10. The Trial Court further concluded that the letter dated 30.08.1998 (Ex. PW1/2) written by the respondent to the father of the petitioner appears to be a letter written out of frustration. The parties had lived together for a period of four months, which is very less to conclude that the marriage has in any manner broken down. The Trial Court also concluded that the dismissal of the petition filed by the respondent – for restitution of conjugal rights under section 9 of the HMA, does not entitle the petitioner/appellant to get his petition under section 13 (1)(ia) of HMA allowed, as the same does not establish the ground of cruelty. The Trial Court further concluded that the CAW Cell complaint filed by the respondent cannot be considered as a ground for divorce, as the same is still pending. Consequently, the petition was dismissed. Hence, the present appeal.

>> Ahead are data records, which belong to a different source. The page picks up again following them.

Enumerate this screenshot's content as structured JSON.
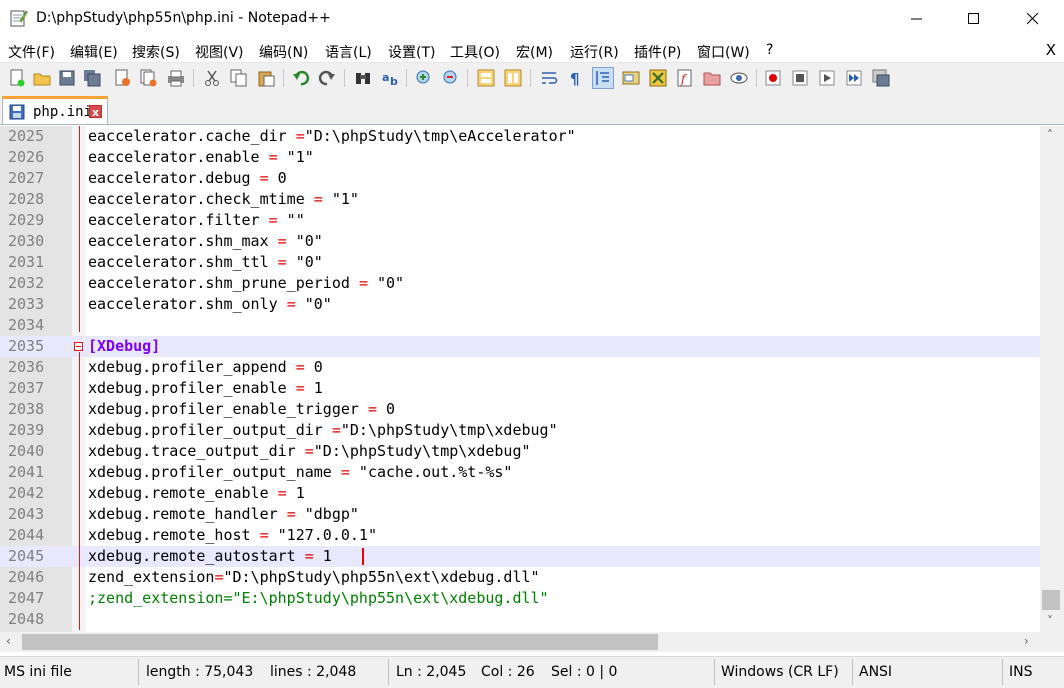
{
  "window": {
    "title": "D:\\phpStudy\\php55n\\php.ini - Notepad++"
  },
  "menu": {
    "items": [
      "文件(F)",
      "编辑(E)",
      "搜索(S)",
      "视图(V)",
      "编码(N)",
      "语言(L)",
      "设置(T)",
      "工具(O)",
      "宏(M)",
      "运行(R)",
      "插件(P)",
      "窗口(W)",
      "?"
    ],
    "close_label": "X"
  },
  "tab": {
    "label": "php.ini",
    "close_label": "x"
  },
  "editor": {
    "lines": [
      {
        "num": "2025",
        "text": "eaccelerator.cache_dir =\"D:\\phpStudy\\tmp\\eAccelerator\""
      },
      {
        "num": "2026",
        "text": "eaccelerator.enable = \"1\""
      },
      {
        "num": "2027",
        "text": "eaccelerator.debug = 0"
      },
      {
        "num": "2028",
        "text": "eaccelerator.check_mtime = \"1\""
      },
      {
        "num": "2029",
        "text": "eaccelerator.filter = \"\""
      },
      {
        "num": "2030",
        "text": "eaccelerator.shm_max = \"0\""
      },
      {
        "num": "2031",
        "text": "eaccelerator.shm_ttl = \"0\""
      },
      {
        "num": "2032",
        "text": "eaccelerator.shm_prune_period = \"0\""
      },
      {
        "num": "2033",
        "text": "eaccelerator.shm_only = \"0\""
      },
      {
        "num": "2034",
        "text": ""
      },
      {
        "num": "2035",
        "text": "[XDebug]"
      },
      {
        "num": "2036",
        "text": "xdebug.profiler_append = 0"
      },
      {
        "num": "2037",
        "text": "xdebug.profiler_enable = 1"
      },
      {
        "num": "2038",
        "text": "xdebug.profiler_enable_trigger = 0"
      },
      {
        "num": "2039",
        "text": "xdebug.profiler_output_dir =\"D:\\phpStudy\\tmp\\xdebug\""
      },
      {
        "num": "2040",
        "text": "xdebug.trace_output_dir =\"D:\\phpStudy\\tmp\\xdebug\""
      },
      {
        "num": "2041",
        "text": "xdebug.profiler_output_name = \"cache.out.%t-%s\""
      },
      {
        "num": "2042",
        "text": "xdebug.remote_enable = 1"
      },
      {
        "num": "2043",
        "text": "xdebug.remote_handler = \"dbgp\""
      },
      {
        "num": "2044",
        "text": "xdebug.remote_host = \"127.0.0.1\""
      },
      {
        "num": "2045",
        "text": "xdebug.remote_autostart = 1"
      },
      {
        "num": "2046",
        "text": "zend_extension=\"D:\\phpStudy\\php55n\\ext\\xdebug.dll\""
      },
      {
        "num": "2047",
        "text": ";zend_extension=\"E:\\phpStudy\\php55n\\ext\\xdebug.dll\""
      },
      {
        "num": "2048",
        "text": ""
      }
    ],
    "caret_line": "2045"
  },
  "status": {
    "file_type": "MS ini file",
    "length": "length : 75,043",
    "lines": "lines : 2,048",
    "ln": "Ln : 2,045",
    "col": "Col : 26",
    "sel": "Sel : 0 | 0",
    "eol": "Windows (CR LF)",
    "encoding": "ANSI",
    "mode": "INS"
  },
  "colors": {
    "section": "#8000ff",
    "comment": "#008000",
    "operator": "#e00000",
    "caret_line_bg": "#e8e8ff",
    "tab_accent": "#f9a235"
  }
}
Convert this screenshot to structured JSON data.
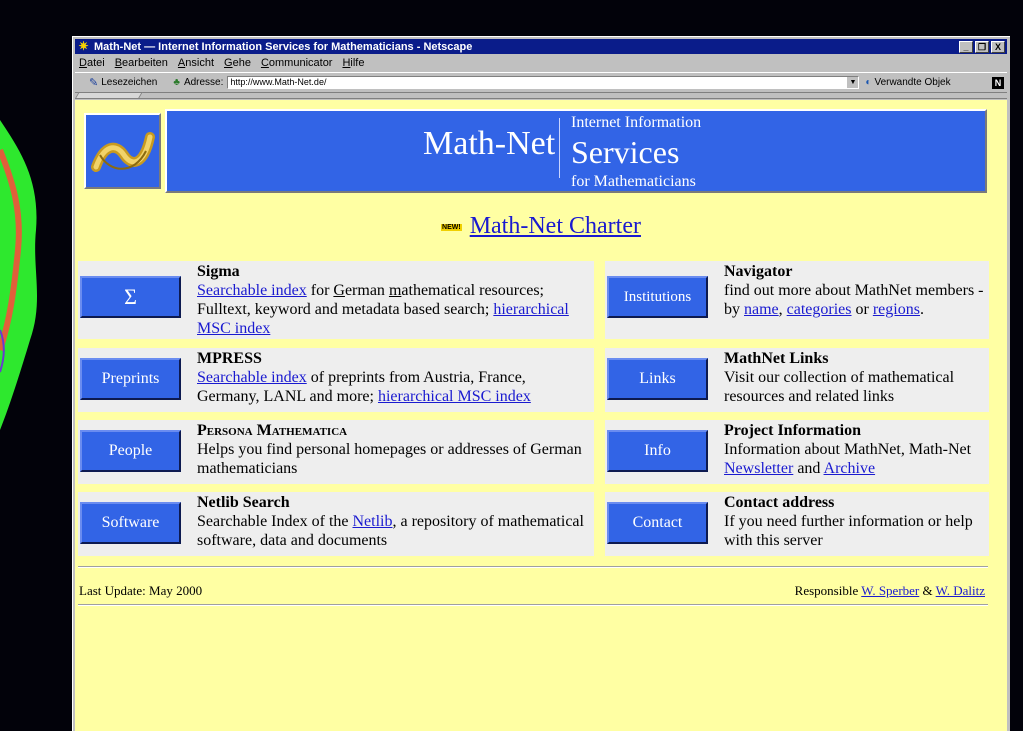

11. Learned counsel for the appellant submits that since the very beginning of the matrimonial relationship, the respondent started misbehaving with the family of the appellant. The respondent started making unreasonable demands to live separately from the parents of the appellant. The appellant refused to live separately from his parents, expressing that he is their only son and the only support system for his old age parents. Thereafter, the behaviour of the respondent changed drastically towards him and she started behaving erratically. He submits that the specific incidents mentioned in the petition were proved by the testimonies of the witnesses. They clearly establish that the appellant was subjected to mental and physical cruelty by the respondent repeatedly.
12. Learned counsel submits that the Trial Court failed to appreciate and discuss the testimony of the independent witness, i.e. Sh. Chiranjee Lal Raghav (PW-3), the President of the Residence Welfare Association, Paschim Vihar, New Delhi. He asserts that Sh. Chiranjee Lal Raghav has known the appellant and his family for over 20 years. Sh. Chiranjee Lal Raghav, in his evidence by way of affidavit, clearly stated that the present matrimonial dispute was never about dowry demand and harassment. He also deposed that he was present at the Police Station, Paschim Vihar on 05.08.1999, when the negotiation between the families of the parties were undertaken, and the father of the respondent demanded a separate residence for the respondent. Learned counsel submits that the testimony of Sh. Chiranjee Lal Raghav has gone unchallenged and proves the case of the appellant.
13. Regarding the incident dated 02.02.1998, learned counsel submits that the testimony of the Sh. Bhim Singh Paswan (PW-4), was disbelieved by the Trial Court merely on the ground that he stated that his children had taken coaching from the appellant. Therefore, he was assumed to be a tutored and an interested witness. He submits that the Trial Court erred in concluding that he is an interested witness. This finding is without any basis. He further submits that in matrimonial disputes, family members, friends and neighbours are the most relevant and natural witnesses. Therefore, Sh. Bhim Singh Paswan (PW-4) is a credible witness. It would be inappropriate to expect an outsider to come and depose. Reliance is placed on